Elizabeth was quite the stateswoman and very astute in her appointments of ministers and officials. Her forces defeated the Spanish Armada in 1588. Elizabeth’s choice not to marry was radical. She created an image of herself as Gloriana, married to her nation. She was incredibly popular with her subjects, had some fine portraits painted, and is portrayed in more films and TV shows than any other British monarch.
Maria Theresa of Austria
Empress Maria Theresa was known for her achievements in making education mandatory and establishing royal academies for science and literature. She raised taxes to pay for social progress. This progressive leader reigned for 40 years from 1740 to 1780 and controlled a huge part of mainland Europe. Along with all her good works, she also managed to produce sixteen children! One of her daughters became the Queen of France and another the Queen of Naples and Sicily.
We will end with a mystery–Cynethryth. She was a medieval Queen of Mercia and very little is known about her. She must have been incredibly influential as she is the first and only Anglo-Saxon Queen to have her head on a coin. We thought she deserved a mention.

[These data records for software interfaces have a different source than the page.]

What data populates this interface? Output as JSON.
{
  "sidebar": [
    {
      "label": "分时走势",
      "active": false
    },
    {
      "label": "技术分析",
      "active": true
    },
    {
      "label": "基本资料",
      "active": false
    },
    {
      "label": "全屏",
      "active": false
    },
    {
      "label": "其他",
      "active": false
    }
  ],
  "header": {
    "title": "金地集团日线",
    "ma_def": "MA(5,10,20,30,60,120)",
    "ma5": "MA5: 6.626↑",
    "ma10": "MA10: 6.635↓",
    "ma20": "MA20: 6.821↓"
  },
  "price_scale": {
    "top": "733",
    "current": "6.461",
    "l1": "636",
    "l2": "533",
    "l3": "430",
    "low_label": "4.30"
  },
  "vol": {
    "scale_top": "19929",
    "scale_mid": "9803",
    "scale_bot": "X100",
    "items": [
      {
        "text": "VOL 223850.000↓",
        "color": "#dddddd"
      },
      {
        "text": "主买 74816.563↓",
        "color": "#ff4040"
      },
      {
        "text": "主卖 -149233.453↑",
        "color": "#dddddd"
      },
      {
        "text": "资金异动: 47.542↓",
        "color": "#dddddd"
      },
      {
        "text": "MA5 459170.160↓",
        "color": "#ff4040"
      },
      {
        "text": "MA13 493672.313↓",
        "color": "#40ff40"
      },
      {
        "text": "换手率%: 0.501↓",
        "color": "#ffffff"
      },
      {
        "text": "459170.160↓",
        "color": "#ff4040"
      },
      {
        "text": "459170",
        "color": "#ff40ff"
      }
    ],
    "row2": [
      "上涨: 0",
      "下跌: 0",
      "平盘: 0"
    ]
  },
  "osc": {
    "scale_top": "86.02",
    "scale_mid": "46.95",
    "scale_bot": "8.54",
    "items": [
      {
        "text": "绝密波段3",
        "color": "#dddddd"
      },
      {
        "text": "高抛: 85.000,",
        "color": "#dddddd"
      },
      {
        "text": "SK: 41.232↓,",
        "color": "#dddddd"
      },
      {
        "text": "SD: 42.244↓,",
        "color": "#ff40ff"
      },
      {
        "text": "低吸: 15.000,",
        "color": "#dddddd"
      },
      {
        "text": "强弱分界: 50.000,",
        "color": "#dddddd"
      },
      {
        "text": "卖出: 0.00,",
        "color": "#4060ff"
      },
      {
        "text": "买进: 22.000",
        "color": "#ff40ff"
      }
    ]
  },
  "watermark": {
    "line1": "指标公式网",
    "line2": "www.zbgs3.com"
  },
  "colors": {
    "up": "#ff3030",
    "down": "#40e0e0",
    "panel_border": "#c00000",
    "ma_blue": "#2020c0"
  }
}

I’m sure I’ve left out some obvious names in this shortlist. If you want to argue for a royal inclusion, then make your case! And take a look at the other side of the coin in Wronged Royal Wives including some VERY up-to-date royal gossip!
Read more about great queens in history: